“A Real Family for Patty Lou,” Friend, Nov. 2002, 4
I was seven years old when my foster sister, Patty Lou, came to live with us. My younger brother and sister and I were anxious for this new baby. Mom and Dad said that she needed a new family. We knew about foster children—they were newborn babies our neighbors brought home until a good family adopted them. We were excited to be a foster family, too.
But the baby our parents brought home was not what we expected. For one thing, this baby was nine months old, a lot bigger than a newborn. She had brown hair and big, dark eyes, but she never smiled. And even though she was old enough to sit up and crawl, she couldn’t do either one—she could only lie there and stare at us.
We three kids stared at her, too. Patty had a large red birthmark on her face that covered half of her cheek, nose, and lip. I had a birthmark on my leg, a light brown one, but Patty’s was different and it was hard not to stare at it.

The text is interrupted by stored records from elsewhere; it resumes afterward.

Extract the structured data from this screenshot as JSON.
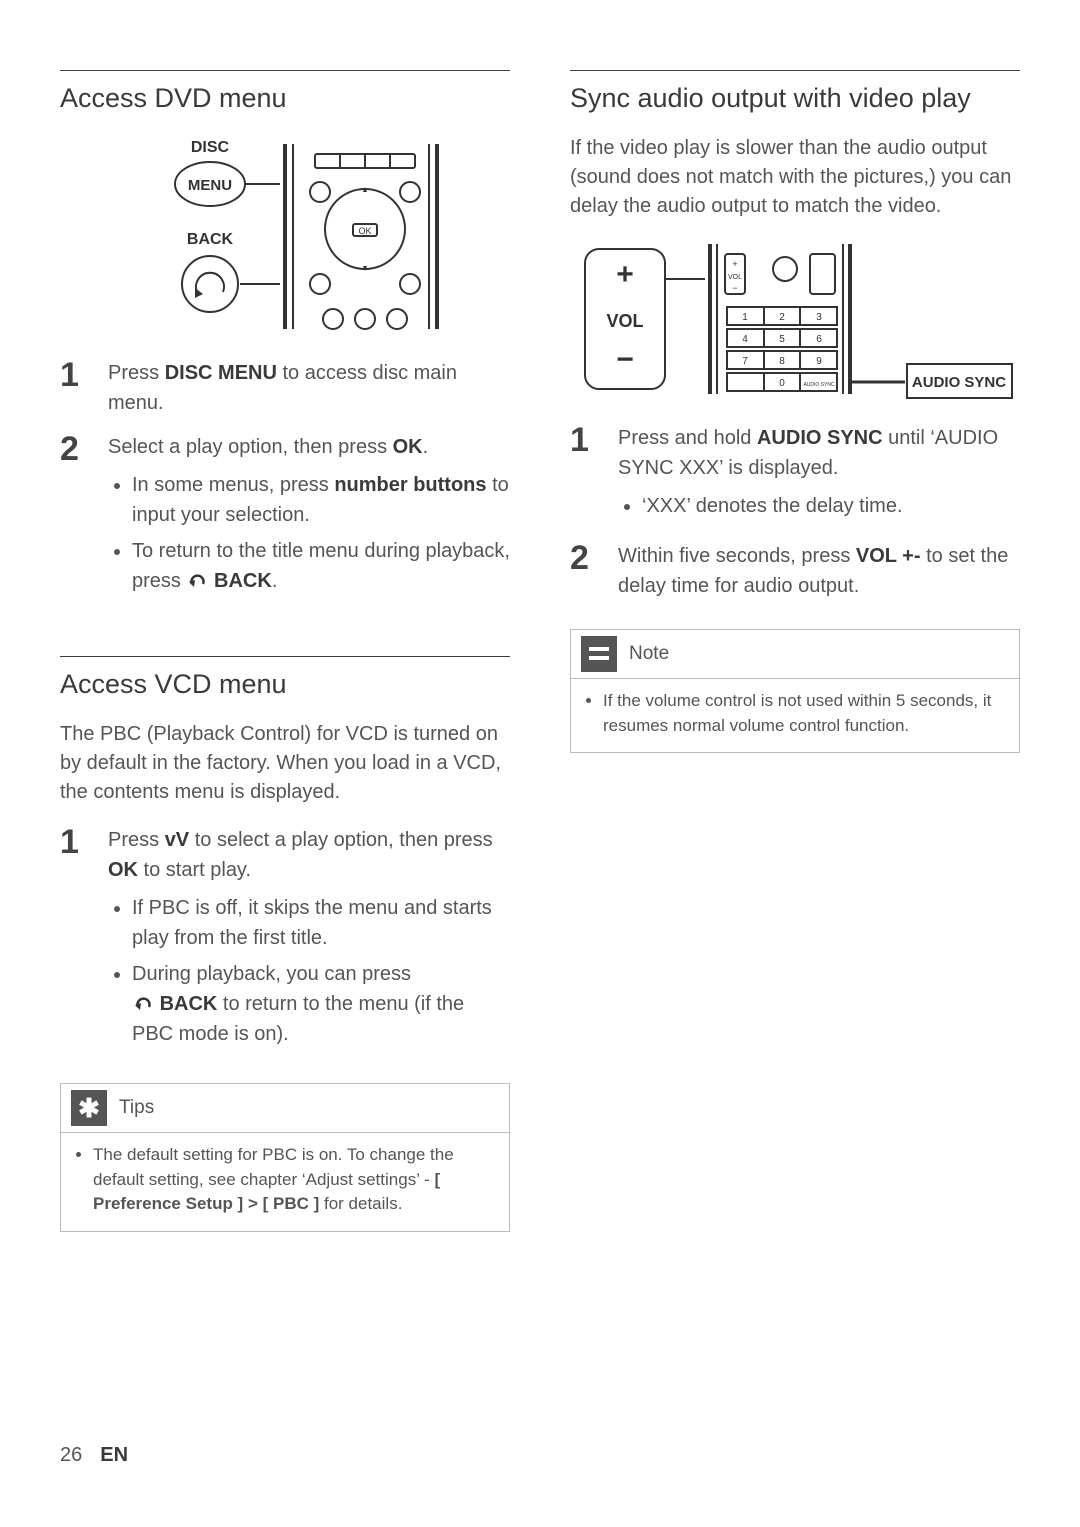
{
  "left": {
    "section1": {
      "heading": "Access DVD menu",
      "diagram_labels": {
        "disc": "DISC",
        "menu": "MENU",
        "back": "BACK"
      },
      "steps": [
        {
          "num": "1",
          "prefix": "Press ",
          "bold": "DISC MENU",
          "suffix": " to access disc main menu."
        },
        {
          "num": "2",
          "prefix": "Select a play option, then press ",
          "bold": "OK",
          "suffix": ".",
          "sub": [
            {
              "prefix": "In some menus, press ",
              "bold": "number buttons",
              "suffix": " to input your selection."
            },
            {
              "prefix": "To return to the title menu during playback, press ",
              "glyph": "back",
              "bold": " BACK",
              "suffix": "."
            }
          ]
        }
      ]
    },
    "section2": {
      "heading": "Access VCD menu",
      "intro": "The PBC (Playback Control) for VCD is turned on by default in the factory.  When you load in a VCD, the contents menu is displayed.",
      "steps": [
        {
          "num": "1",
          "prefix": "Press ",
          "bold": "vV",
          "mid": "  to select a play option, then press ",
          "bold2": "OK",
          "suffix": " to start play.",
          "sub": [
            {
              "text": "If PBC is off, it skips the menu and starts play from the first title."
            },
            {
              "prefix": "During playback, you can press ",
              "glyph": "back",
              "bold": " BACK",
              "suffix": " to return to the menu (if the PBC mode is on)."
            }
          ]
        }
      ],
      "tips": {
        "label": "Tips",
        "item_prefix": "The default setting for PBC is on. To change the default setting, see chapter ‘Adjust settings’ - ",
        "item_bold": "[ Preference Setup ] > [ PBC ]",
        "item_suffix": " for details."
      }
    }
  },
  "right": {
    "section1": {
      "heading": "Sync audio output with video play",
      "intro": "If the video play is slower than the audio output (sound does not match with the pictures,) you can delay the audio output to match the video.",
      "diagram_labels": {
        "vol": "VOL",
        "audiosync": "AUDIO SYNC"
      },
      "steps": [
        {
          "num": "1",
          "prefix": "Press and hold ",
          "bold": "AUDIO SYNC",
          "suffix": " until ‘AUDIO SYNC XXX’ is displayed.",
          "sub": [
            {
              "text": "‘XXX’ denotes the delay time."
            }
          ]
        },
        {
          "num": "2",
          "prefix": "Within five seconds, press ",
          "bold": "VOL +-",
          "suffix": "       to set the delay time for audio output."
        }
      ],
      "note": {
        "label": "Note",
        "item": "If the volume control is not used within 5 seconds, it resumes normal volume control function."
      }
    }
  },
  "footer": {
    "page": "26",
    "lang": "EN"
  }
}
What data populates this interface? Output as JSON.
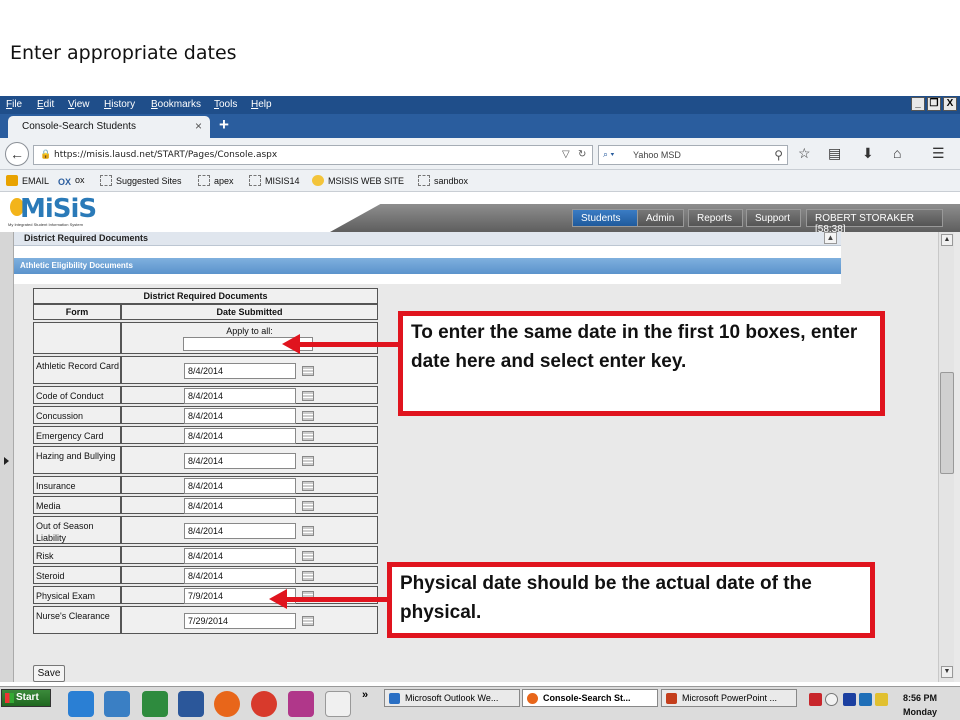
{
  "slide": {
    "title": "Enter appropriate dates"
  },
  "browser": {
    "menu": [
      "File",
      "Edit",
      "View",
      "History",
      "Bookmarks",
      "Tools",
      "Help"
    ],
    "window_controls": [
      "_",
      "❐",
      "X"
    ],
    "tab": {
      "label": "Console-Search Students",
      "close": "×",
      "new_tab": "+"
    },
    "url": "https://misis.lausd.net/START/Pages/Console.aspx",
    "search": {
      "engine": "⌕ ▾",
      "value": "Yahoo MSD"
    },
    "bookmarks": [
      "EMAIL",
      "ox",
      "Suggested Sites",
      "apex",
      "MISIS14",
      "MSISIS WEB SITE",
      "sandbox"
    ]
  },
  "app": {
    "logo_text": "MiSiS",
    "logo_subtitle": "My Integrated Student Information System",
    "nav": [
      "Students",
      "Admin",
      "Reports",
      "Support",
      "ROBERT STORAKER [58:38]"
    ],
    "panel_title": "District Required Documents",
    "section_title": "Athletic Eligibility Documents",
    "table": {
      "caption": "District Required Documents",
      "col_form": "Form",
      "col_date": "Date Submitted",
      "apply_all_label": "Apply to all:",
      "apply_all_value": "",
      "rows": [
        {
          "form": "Athletic Record Card",
          "date": "8/4/2014"
        },
        {
          "form": "Code of Conduct",
          "date": "8/4/2014"
        },
        {
          "form": "Concussion",
          "date": "8/4/2014"
        },
        {
          "form": "Emergency Card",
          "date": "8/4/2014"
        },
        {
          "form": "Hazing and Bullying",
          "date": "8/4/2014"
        },
        {
          "form": "Insurance",
          "date": "8/4/2014"
        },
        {
          "form": "Media",
          "date": "8/4/2014"
        },
        {
          "form": "Out of Season Liability",
          "date": "8/4/2014"
        },
        {
          "form": "Risk",
          "date": "8/4/2014"
        },
        {
          "form": "Steroid",
          "date": "8/4/2014"
        },
        {
          "form": "Physical Exam",
          "date": "7/9/2014"
        },
        {
          "form": "Nurse's Clearance",
          "date": "7/29/2014"
        }
      ]
    },
    "save_label": "Save"
  },
  "callouts": {
    "apply_all": "To enter the same date in the first 10 boxes, enter date here and select enter key.",
    "physical": "Physical date should be the actual date of the physical."
  },
  "taskbar": {
    "start": "Start",
    "overflow": "»",
    "tasks": [
      "Microsoft Outlook We...",
      "Console-Search St...",
      "Microsoft PowerPoint ..."
    ],
    "time": "8:56 PM",
    "day": "Monday"
  },
  "colors": {
    "accent": "#e0141e",
    "menubar": "#1f4e8a",
    "section": "#5b93cc"
  }
}
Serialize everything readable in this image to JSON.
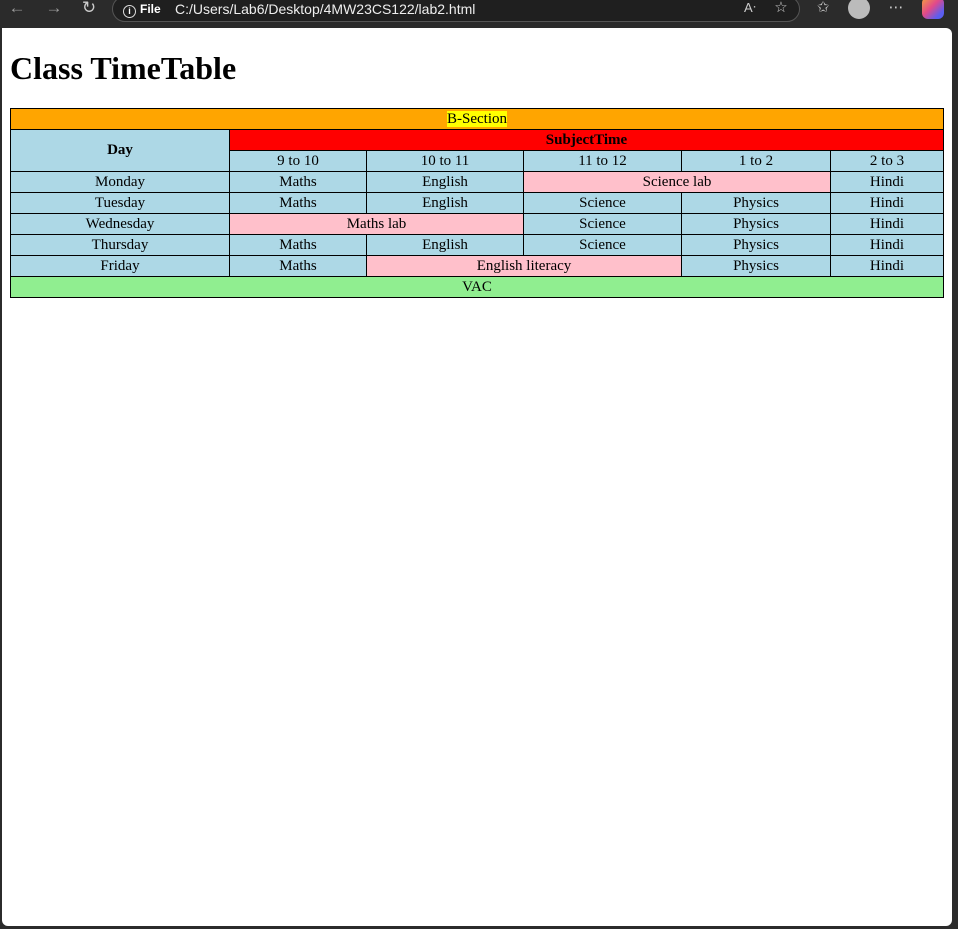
{
  "browser": {
    "file_label": "File",
    "url": "C:/Users/Lab6/Desktop/4MW23CS122/lab2.html"
  },
  "page": {
    "heading": "Class TimeTable"
  },
  "table": {
    "section": "B-Section",
    "day_header": "Day",
    "subject_time_header": "SubjectTime",
    "times": [
      "9 to 10",
      "10 to 11",
      "11 to 12",
      "1 to 2",
      "2 to 3"
    ],
    "rows": {
      "monday": {
        "day": "Monday",
        "c1": "Maths",
        "c2": "English",
        "lab": "Science lab",
        "c5": "Hindi"
      },
      "tuesday": {
        "day": "Tuesday",
        "c1": "Maths",
        "c2": "English",
        "c3": "Science",
        "c4": "Physics",
        "c5": "Hindi"
      },
      "wednesday": {
        "day": "Wednesday",
        "lab": "Maths lab",
        "c3": "Science",
        "c4": "Physics",
        "c5": "Hindi"
      },
      "thursday": {
        "day": "Thursday",
        "c1": "Maths",
        "c2": "English",
        "c3": "Science",
        "c4": "Physics",
        "c5": "Hindi"
      },
      "friday": {
        "day": "Friday",
        "c1": "Maths",
        "lab": "English literacy",
        "c4": "Physics",
        "c5": "Hindi"
      }
    },
    "footer": "VAC"
  },
  "colors": {
    "section_row": "#ffa500",
    "section_highlight": "#ffff00",
    "cell_bg": "#add8e6",
    "subject_time_bg": "#ff0000",
    "lab_bg": "#ffc0cb",
    "footer_bg": "#90ee90"
  }
}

Mom explained, “Even though Patty is still a baby, she has had a rough start already. We don’t know why, but her family neglected her and left her alone in her crib for many hours every day. They didn’t play with her or hold her or love her. As long as she lives with us, we are going to take care of her and show her lots and lots of love. I think that’s what she needs, don’t you?”
Overnight, our lives changed. The old crib that was gathering dust in the garage was put up in my brother’s bedroom, and suddenly there were bottles and diapers and baby toys all over the house.
At first, Patty just watched us with her pretty dark eyes, but it wasn’t long before she smiled for the first time. She started to coo and kick her legs, and soon she could sit up, propped up by piles of pillows and one of us sitting close enough to catch her if she toppled over.
I loved to entertain her in sacrament meeting with little toys and games. Other times, my brother and sister and I made funny faces to make her laugh. We were quickly learning to love our little foster baby.
I soon noticed how people stared at Patty in stores or restaurants. I didn’t like it, especially when someone was mean to her. I had learned in Primary that we should love everybody, no matter what they looked like on the outside. I had angry feelings inside, but my Primary teacher told us a story about Jesus and some people who had a disease called leprosy. Even though other people were mean to the lepers and called them names, Jesus loved them and blessed them. I knew that He loved Patty, too, and I tried to be kinder to everyone.
One day, I saw my parents looking at the newspaper and talking about Patty. They showed me that there was a picture of Patty in the paper, along with a little story that told about Patty’s need to be adopted. I read, “Patty is looking for a real family who will love her and take care of her.”
I noticed that Dad was very quiet and Mom had tears in her eyes. Patty had lived with us for almost a year, and it was hard to think of her going to live with anyone else.
Not long after that day, Mom dressed Patty in her prettiest outfit and put a ribbon in her brown hair. She told us, “There is a young couple who want to come and see Patty and take her on an outing to the zoo. They might want to adopt her, so I want everyone on their best behavior.”
I felt hot tears sting my eyes, and I ran to the bedroom I shared with my sister. I didn’t want to see the people who might take Patty away. I couldn’t pretend that I was happy that she might be adopted. I cried long and hard. By the time I came out of my room, Patty was on her way to the zoo.
Our family seemed to walk on tiptoe in the days that followed. We knew the adoption agency would call to let us know what this young couple had decided, and we jumped every time the phone rang. Finally one night the call came. The look of relief on my father’s face was clear—Patty was staying.
I bundled Patty up and put her in the stroller. While she waved her hands at all the neighbors, I pushed her happily around the block. I didn’t even mind when a group of kids pointed their fingers at her birthmark and started to laugh. I stopped the stroller and gave her a big hug. I was so happy, I thought I would burst!
Patty was our one and only foster baby. We put in our own application to adopt her, and she soon became an official part of our family. We changed her name to Patricia Lin and waited for the day we could go to the temple as a family to be sealed to her forever.
I remember waiting in the children’s room that wonderful day in the St. George Utah Temple, all four of us dressed in sparkling white. A temple worker came to take us to the sealing room at the top of a long staircase. As we entered the beautiful room and saw our parents and grandparents gathered around the sacred altar, little Patty called out, “Hi, Grandpa!” I remember how the Spirit flooded our hearts and made us all cry tears of joy. Patty was now part of our eternal family, just as if she had been born to our parents. We were a “real” family at last!
“With the Lord, families are essential. He created the earth that we could gain physical bodies and form families. (See D&C 2:1–3; D&C 49:16.) He established His Church to exalt families. He provides temples so that families can be together forever.” (See D&C 138:47–48.)
Elder Russell M. Nelson
Of the Quorum of the Twelve Apostles
(Ensign, November 2001, page 69.)